METHODS: The antinociceptive potential of orally administered PECN (100, 250, 500 mg/kg) was studied using the abdominal constriction-, hot plate- and formalin-induced paw licking-test in mice (n = 6). The effect of PECN on locomotor activity was also evaluated using the rota rod assay. The role of opioid receptors was determined by pre-challenging 500 mg/kg PECN (p.o.) with antagonist of opioid receptor subtypes, namely β-funaltrexamine (β-FNA; 10 mg/kg; a μ-opioid antagonist), naltrindole (NALT; 1 mg/kg; a δ-opioid antagonist) or nor-binaltorphimine (nor-BNI; 1 mg/kg; a κ-opioid antagonist) followed by subjection to the abdominal constriction test. In addition, the role of L-arg/NO/cGMP pathway was determined by prechallenging 500 mg/kg PECN (p.o.) with L-arg (20 mg/kg; a NO precursor), 1H-[1, 2, 4] oxadiazolo [4,3-a]quinoxalin-1-one (ODQ; 2 mg/kg; a specific soluble guanylyl cyclase inhibitor), or the combinations thereof (L-arg + ODQ) for 5 mins before subjection to the abdominal constriction test. PECN was also subjected to phytoconstituents analyses.
RESULTS: PECN significantly (p 0.05) affect the locomotor activity of treated mice. The antinociceptive activity of PECN was significantly (p opioid receptors.

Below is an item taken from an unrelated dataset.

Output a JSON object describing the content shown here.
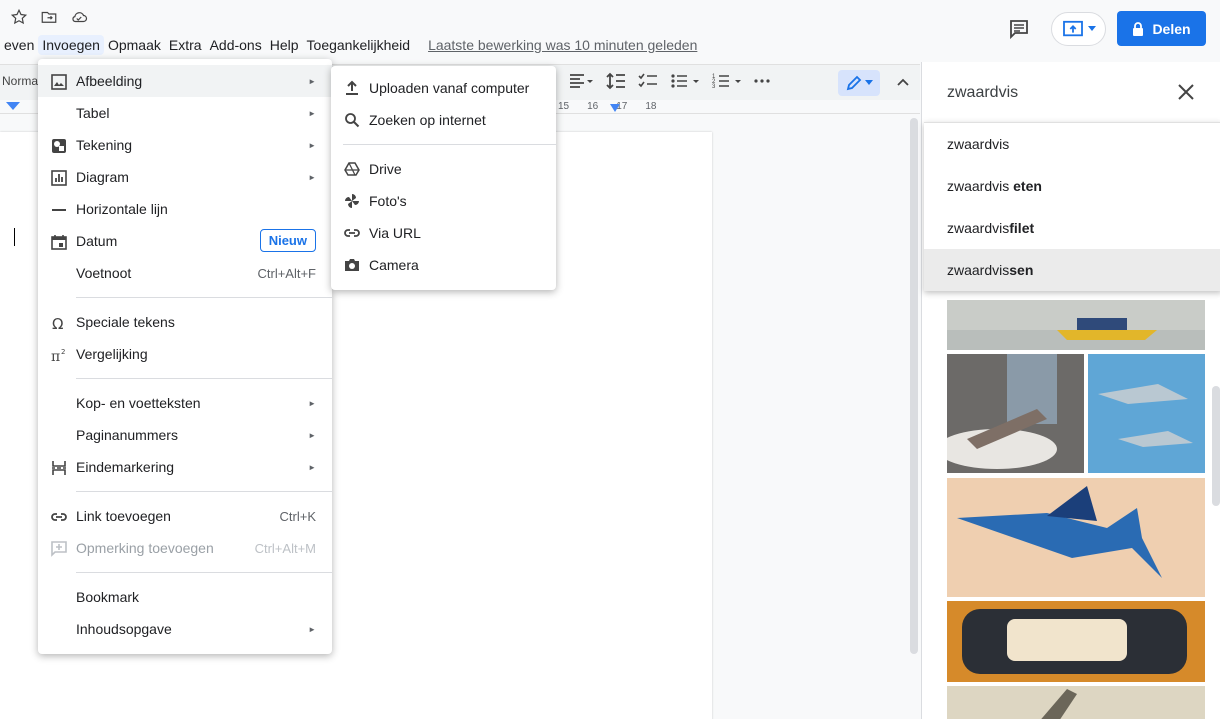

In addition, the antinociceptive activity of PECN was significantly (p 0.05) affected by ODQ. HPLC analysis revealed the presence of at least cinnamic acid in PECN.
CONCLUSION: PECN exerted antinocicpetive activity at peripheral and central levels possibly via the activation of non-selective opioid receptors and modulation of the NO-mediated/cGMP-independent pathway partly via the synergistic action of phenolic compounds.